=== Section Start ===

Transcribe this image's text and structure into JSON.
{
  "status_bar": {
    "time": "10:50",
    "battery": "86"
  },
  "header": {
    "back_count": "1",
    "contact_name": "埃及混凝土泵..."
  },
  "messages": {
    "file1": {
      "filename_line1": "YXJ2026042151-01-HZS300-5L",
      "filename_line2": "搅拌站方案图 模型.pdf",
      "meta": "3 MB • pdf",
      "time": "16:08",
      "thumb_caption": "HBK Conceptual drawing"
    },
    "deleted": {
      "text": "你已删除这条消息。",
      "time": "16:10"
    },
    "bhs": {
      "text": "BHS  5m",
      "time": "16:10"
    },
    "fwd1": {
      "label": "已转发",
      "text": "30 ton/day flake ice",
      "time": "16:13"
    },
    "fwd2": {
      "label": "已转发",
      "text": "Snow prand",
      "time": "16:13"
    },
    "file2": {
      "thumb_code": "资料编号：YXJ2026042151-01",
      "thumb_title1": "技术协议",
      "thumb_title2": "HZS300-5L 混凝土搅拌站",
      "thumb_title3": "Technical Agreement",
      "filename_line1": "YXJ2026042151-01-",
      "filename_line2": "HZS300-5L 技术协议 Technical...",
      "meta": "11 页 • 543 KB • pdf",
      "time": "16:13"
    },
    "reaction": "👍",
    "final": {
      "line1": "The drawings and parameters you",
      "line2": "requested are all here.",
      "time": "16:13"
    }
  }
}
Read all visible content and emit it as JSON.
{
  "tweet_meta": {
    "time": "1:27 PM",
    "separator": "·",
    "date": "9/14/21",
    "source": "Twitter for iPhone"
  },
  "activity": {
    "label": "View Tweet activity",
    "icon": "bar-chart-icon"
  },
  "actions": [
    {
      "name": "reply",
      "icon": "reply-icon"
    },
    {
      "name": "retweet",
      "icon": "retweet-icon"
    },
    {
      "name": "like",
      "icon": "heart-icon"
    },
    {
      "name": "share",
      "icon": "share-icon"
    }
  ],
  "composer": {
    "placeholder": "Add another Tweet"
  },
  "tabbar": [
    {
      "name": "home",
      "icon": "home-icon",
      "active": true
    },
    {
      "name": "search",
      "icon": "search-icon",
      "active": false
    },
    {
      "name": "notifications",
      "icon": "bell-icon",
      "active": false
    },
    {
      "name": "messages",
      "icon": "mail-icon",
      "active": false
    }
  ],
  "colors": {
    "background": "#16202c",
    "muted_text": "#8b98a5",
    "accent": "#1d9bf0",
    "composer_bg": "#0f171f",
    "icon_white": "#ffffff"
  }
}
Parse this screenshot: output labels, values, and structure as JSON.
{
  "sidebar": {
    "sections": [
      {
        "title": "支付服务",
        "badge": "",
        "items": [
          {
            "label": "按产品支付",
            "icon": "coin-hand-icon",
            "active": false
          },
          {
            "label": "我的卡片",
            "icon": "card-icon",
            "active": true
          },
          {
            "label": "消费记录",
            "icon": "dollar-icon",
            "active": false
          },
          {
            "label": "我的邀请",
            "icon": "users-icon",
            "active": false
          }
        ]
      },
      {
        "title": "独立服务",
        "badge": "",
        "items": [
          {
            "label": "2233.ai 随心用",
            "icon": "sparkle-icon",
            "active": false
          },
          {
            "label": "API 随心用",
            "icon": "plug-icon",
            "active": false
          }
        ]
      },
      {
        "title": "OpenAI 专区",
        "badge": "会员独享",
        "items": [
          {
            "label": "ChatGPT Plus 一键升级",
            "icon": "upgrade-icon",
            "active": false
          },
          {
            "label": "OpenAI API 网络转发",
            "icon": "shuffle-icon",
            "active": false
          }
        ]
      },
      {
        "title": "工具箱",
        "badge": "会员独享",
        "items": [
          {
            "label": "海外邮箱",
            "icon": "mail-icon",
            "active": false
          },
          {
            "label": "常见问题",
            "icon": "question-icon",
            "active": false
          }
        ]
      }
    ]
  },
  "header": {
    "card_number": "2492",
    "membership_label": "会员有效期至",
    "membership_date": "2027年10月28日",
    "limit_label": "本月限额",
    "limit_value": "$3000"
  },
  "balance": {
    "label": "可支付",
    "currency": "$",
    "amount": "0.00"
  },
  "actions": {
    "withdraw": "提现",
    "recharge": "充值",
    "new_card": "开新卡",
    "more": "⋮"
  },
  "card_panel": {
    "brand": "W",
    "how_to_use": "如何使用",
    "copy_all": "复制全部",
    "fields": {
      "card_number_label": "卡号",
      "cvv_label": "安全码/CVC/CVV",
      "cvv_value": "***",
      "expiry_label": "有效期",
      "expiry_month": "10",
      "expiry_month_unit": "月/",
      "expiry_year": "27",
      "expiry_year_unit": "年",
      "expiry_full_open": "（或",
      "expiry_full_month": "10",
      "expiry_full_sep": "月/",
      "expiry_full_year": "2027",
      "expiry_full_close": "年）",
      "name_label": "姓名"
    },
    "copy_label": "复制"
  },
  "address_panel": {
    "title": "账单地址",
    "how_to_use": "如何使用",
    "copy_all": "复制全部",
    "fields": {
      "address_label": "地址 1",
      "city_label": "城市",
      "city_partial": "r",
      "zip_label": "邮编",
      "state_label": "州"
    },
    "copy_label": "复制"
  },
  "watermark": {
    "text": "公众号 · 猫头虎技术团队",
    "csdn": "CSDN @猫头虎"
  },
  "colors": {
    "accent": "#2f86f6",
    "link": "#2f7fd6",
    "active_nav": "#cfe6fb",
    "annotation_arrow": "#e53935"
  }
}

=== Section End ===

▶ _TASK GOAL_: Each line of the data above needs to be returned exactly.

▶ _RESPONSE AREA_:
Transcribe this image's text and structure into JSON.
{
  "status_bar": {
    "time": "10:50",
    "battery": "86"
  },
  "header": {
    "back_count": "1",
    "contact_name": "埃及混凝土泵..."
  },
  "messages": {
    "file1": {
      "filename_line1": "YXJ2026042151-01-HZS300-5L",
      "filename_line2": "搅拌站方案图 模型.pdf",
      "meta": "3 MB • pdf",
      "time": "16:08",
      "thumb_caption": "HBK Conceptual drawing"
    },
    "deleted": {
      "text": "你已删除这条消息。",
      "time": "16:10"
    },
    "bhs": {
      "text": "BHS  5m",
      "time": "16:10"
    },
    "fwd1": {
      "label": "已转发",
      "text": "30 ton/day flake ice",
      "time": "16:13"
    },
    "fwd2": {
      "label": "已转发",
      "text": "Snow prand",
      "time": "16:13"
    },
    "file2": {
      "thumb_code": "资料编号：YXJ2026042151-01",
      "thumb_title1": "技术协议",
      "thumb_title2": "HZS300-5L 混凝土搅拌站",
      "thumb_title3": "Technical Agreement",
      "filename_line1": "YXJ2026042151-01-",
      "filename_line2": "HZS300-5L 技术协议 Technical...",
      "meta": "11 页 • 543 KB • pdf",
      "time": "16:13"
    },
    "reaction": "👍",
    "final": {
      "line1": "The drawings and parameters you",
      "line2": "requested are all here.",
      "time": "16:13"
    }
  }
}
Read all visible content and emit it as JSON.
{
  "tweet_meta": {
    "time": "1:27 PM",
    "separator": "·",
    "date": "9/14/21",
    "source": "Twitter for iPhone"
  },
  "activity": {
    "label": "View Tweet activity",
    "icon": "bar-chart-icon"
  },
  "actions": [
    {
      "name": "reply",
      "icon": "reply-icon"
    },
    {
      "name": "retweet",
      "icon": "retweet-icon"
    },
    {
      "name": "like",
      "icon": "heart-icon"
    },
    {
      "name": "share",
      "icon": "share-icon"
    }
  ],
  "composer": {
    "placeholder": "Add another Tweet"
  },
  "tabbar": [
    {
      "name": "home",
      "icon": "home-icon",
      "active": true
    },
    {
      "name": "search",
      "icon": "search-icon",
      "active": false
    },
    {
      "name": "notifications",
      "icon": "bell-icon",
      "active": false
    },
    {
      "name": "messages",
      "icon": "mail-icon",
      "active": false
    }
  ],
  "colors": {
    "background": "#16202c",
    "muted_text": "#8b98a5",
    "accent": "#1d9bf0",
    "composer_bg": "#0f171f",
    "icon_white": "#ffffff"
  }
}
Parse this screenshot: output labels, values, and structure as JSON.
{
  "sidebar": {
    "sections": [
      {
        "title": "支付服务",
        "badge": "",
        "items": [
          {
            "label": "按产品支付",
            "icon": "coin-hand-icon",
            "active": false
          },
          {
            "label": "我的卡片",
            "icon": "card-icon",
            "active": true
          },
          {
            "label": "消费记录",
            "icon": "dollar-icon",
            "active": false
          },
          {
            "label": "我的邀请",
            "icon": "users-icon",
            "active": false
          }
        ]
      },
      {
        "title": "独立服务",
        "badge": "",
        "items": [
          {
            "label": "2233.ai 随心用",
            "icon": "sparkle-icon",
            "active": false
          },
          {
            "label": "API 随心用",
            "icon": "plug-icon",
            "active": false
          }
        ]
      },
      {
        "title": "OpenAI 专区",
        "badge": "会员独享",
        "items": [
          {
            "label": "ChatGPT Plus 一键升级",
            "icon": "upgrade-icon",
            "active": false
          },
          {
            "label": "OpenAI API 网络转发",
            "icon": "shuffle-icon",
            "active": false
          }
        ]
      },
      {
        "title": "工具箱",
        "badge": "会员独享",
        "items": [
          {
            "label": "海外邮箱",
            "icon": "mail-icon",
            "active": false
          },
          {
            "label": "常见问题",
            "icon": "question-icon",
            "active": false
          }
        ]
      }
    ]
  },
  "header": {
    "card_number": "2492",
    "membership_label": "会员有效期至",
    "membership_date": "2027年10月28日",
    "limit_label": "本月限额",
    "limit_value": "$3000"
  },
  "balance": {
    "label": "可支付",
    "currency": "$",
    "amount": "0.00"
  },
  "actions": {
    "withdraw": "提现",
    "recharge": "充值",
    "new_card": "开新卡",
    "more": "⋮"
  },
  "card_panel": {
    "brand": "W",
    "how_to_use": "如何使用",
    "copy_all": "复制全部",
    "fields": {
      "card_number_label": "卡号",
      "cvv_label": "安全码/CVC/CVV",
      "cvv_value": "***",
      "expiry_label": "有效期",
      "expiry_month": "10",
      "expiry_month_unit": "月/",
      "expiry_year": "27",
      "expiry_year_unit": "年",
      "expiry_full_open": "（或",
      "expiry_full_month": "10",
      "expiry_full_sep": "月/",
      "expiry_full_year": "2027",
      "expiry_full_close": "年）",
      "name_label": "姓名"
    },
    "copy_label": "复制"
  },
  "address_panel": {
    "title": "账单地址",
    "how_to_use": "如何使用",
    "copy_all": "复制全部",
    "fields": {
      "address_label": "地址 1",
      "city_label": "城市",
      "city_partial": "r",
      "zip_label": "邮编",
      "state_label": "州"
    },
    "copy_label": "复制"
  },
  "watermark": {
    "text": "公众号 · 猫头虎技术团队",
    "csdn": "CSDN @猫头虎"
  },
  "colors": {
    "accent": "#2f86f6",
    "link": "#2f7fd6",
    "active_nav": "#cfe6fb",
    "annotation_arrow": "#e53935"
  }
}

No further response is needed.